When Brenda Peterson’s 17-year-old son, Matthew, comes home and asks for more lunch money, she’s able to log into an online system at Hartford Union High School that shows just how many cheese fries, Little Debbie snacks and cookies he’s downed lately.
Looking at that list has prompted Peterson to sit her son down and say, “Hey, you have to make better choices,” she said.
At West Bend’s Badger Middle School, teacher Jessica Gieryn e-mails about 75 parents each Monday, outlining forthcoming assignments and project due dates.

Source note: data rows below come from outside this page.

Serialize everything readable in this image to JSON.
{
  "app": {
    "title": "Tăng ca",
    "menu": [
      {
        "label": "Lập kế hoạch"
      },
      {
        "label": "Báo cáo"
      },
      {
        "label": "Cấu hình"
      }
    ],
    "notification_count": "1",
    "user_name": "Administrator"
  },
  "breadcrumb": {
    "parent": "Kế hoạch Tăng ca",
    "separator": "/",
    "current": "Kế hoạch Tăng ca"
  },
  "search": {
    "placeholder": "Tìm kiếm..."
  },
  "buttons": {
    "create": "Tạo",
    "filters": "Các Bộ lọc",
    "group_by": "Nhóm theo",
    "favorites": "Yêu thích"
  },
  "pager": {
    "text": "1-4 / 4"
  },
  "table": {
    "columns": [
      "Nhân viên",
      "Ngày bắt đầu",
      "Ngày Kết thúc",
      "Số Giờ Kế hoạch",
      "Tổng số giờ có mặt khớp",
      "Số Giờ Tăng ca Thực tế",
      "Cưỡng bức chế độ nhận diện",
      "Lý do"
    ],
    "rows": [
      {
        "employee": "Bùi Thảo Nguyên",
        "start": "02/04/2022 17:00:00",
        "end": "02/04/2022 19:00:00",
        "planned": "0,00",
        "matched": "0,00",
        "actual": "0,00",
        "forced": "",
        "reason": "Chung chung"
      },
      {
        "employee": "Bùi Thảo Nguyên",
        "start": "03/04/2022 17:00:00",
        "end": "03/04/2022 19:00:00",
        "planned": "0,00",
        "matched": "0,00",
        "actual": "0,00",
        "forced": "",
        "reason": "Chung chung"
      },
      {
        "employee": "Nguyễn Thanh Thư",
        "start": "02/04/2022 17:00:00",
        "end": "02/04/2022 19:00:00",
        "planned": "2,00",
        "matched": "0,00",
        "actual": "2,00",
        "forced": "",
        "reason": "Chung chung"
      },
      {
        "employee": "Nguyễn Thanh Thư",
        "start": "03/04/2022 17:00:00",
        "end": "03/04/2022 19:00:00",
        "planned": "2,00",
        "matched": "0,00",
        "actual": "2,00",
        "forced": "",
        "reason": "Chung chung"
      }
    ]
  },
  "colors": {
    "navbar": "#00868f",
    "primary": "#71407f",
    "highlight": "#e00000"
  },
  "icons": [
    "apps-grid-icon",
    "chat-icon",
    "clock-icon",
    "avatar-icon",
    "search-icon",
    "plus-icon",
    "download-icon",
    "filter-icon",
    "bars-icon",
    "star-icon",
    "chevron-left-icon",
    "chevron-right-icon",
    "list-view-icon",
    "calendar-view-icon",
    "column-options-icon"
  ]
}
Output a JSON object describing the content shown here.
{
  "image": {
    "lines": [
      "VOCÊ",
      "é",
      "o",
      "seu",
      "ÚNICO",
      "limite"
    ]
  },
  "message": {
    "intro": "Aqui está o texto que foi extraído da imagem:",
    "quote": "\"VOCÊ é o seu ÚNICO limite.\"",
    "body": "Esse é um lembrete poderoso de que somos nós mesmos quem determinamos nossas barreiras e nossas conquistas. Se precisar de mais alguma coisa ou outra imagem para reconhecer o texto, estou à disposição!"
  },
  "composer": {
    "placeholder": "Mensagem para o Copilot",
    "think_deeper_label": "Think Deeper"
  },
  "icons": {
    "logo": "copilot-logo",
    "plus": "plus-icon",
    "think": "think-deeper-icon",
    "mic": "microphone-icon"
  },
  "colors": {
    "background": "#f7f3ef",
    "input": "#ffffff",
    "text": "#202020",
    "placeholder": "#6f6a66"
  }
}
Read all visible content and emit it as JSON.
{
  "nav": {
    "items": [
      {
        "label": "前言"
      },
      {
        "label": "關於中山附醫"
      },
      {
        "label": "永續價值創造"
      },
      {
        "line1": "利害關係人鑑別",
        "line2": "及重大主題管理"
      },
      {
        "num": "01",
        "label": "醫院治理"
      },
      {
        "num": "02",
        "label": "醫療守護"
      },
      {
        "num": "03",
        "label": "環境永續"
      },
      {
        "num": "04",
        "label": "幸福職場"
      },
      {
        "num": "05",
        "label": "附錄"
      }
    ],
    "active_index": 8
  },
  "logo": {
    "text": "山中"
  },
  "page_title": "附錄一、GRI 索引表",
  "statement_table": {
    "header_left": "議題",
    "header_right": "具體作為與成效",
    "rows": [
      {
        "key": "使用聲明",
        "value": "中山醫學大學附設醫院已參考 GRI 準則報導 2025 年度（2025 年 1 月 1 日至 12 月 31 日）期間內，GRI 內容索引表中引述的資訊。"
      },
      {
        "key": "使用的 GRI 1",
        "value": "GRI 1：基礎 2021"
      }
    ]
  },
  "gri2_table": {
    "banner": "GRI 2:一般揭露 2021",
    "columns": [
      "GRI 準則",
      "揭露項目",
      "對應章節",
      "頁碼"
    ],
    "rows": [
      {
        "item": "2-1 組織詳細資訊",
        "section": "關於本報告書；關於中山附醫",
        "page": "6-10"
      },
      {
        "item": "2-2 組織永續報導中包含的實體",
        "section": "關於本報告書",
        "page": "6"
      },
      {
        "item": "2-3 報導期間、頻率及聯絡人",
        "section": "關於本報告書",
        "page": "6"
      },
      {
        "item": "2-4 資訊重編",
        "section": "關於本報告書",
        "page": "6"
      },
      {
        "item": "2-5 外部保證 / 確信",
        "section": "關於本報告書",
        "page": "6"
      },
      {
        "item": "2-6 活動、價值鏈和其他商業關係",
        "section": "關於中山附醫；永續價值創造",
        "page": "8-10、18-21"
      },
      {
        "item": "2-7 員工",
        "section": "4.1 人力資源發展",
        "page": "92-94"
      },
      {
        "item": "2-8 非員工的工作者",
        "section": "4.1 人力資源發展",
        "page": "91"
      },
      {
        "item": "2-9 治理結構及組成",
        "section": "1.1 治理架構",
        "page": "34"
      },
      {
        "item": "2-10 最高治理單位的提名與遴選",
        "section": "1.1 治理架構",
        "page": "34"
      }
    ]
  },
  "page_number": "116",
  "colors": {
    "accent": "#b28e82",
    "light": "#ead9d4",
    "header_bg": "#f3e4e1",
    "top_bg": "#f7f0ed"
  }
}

Although West Bend doesn’t expect to have a district-wide system for online grades until next year, Gieryn has been sending her informal list for four years, and the number of parents wanting the information grows steadily, she said.
Not only do the notes cut down on phone calls – most parents e-mail her instead – they also put students on alert. Some complain that parents know details of a big project the moment kids arrive home from school, or that parents have printed out study guides for them to memorize, she said.
“It definitely does change expectations,” Gieryn said.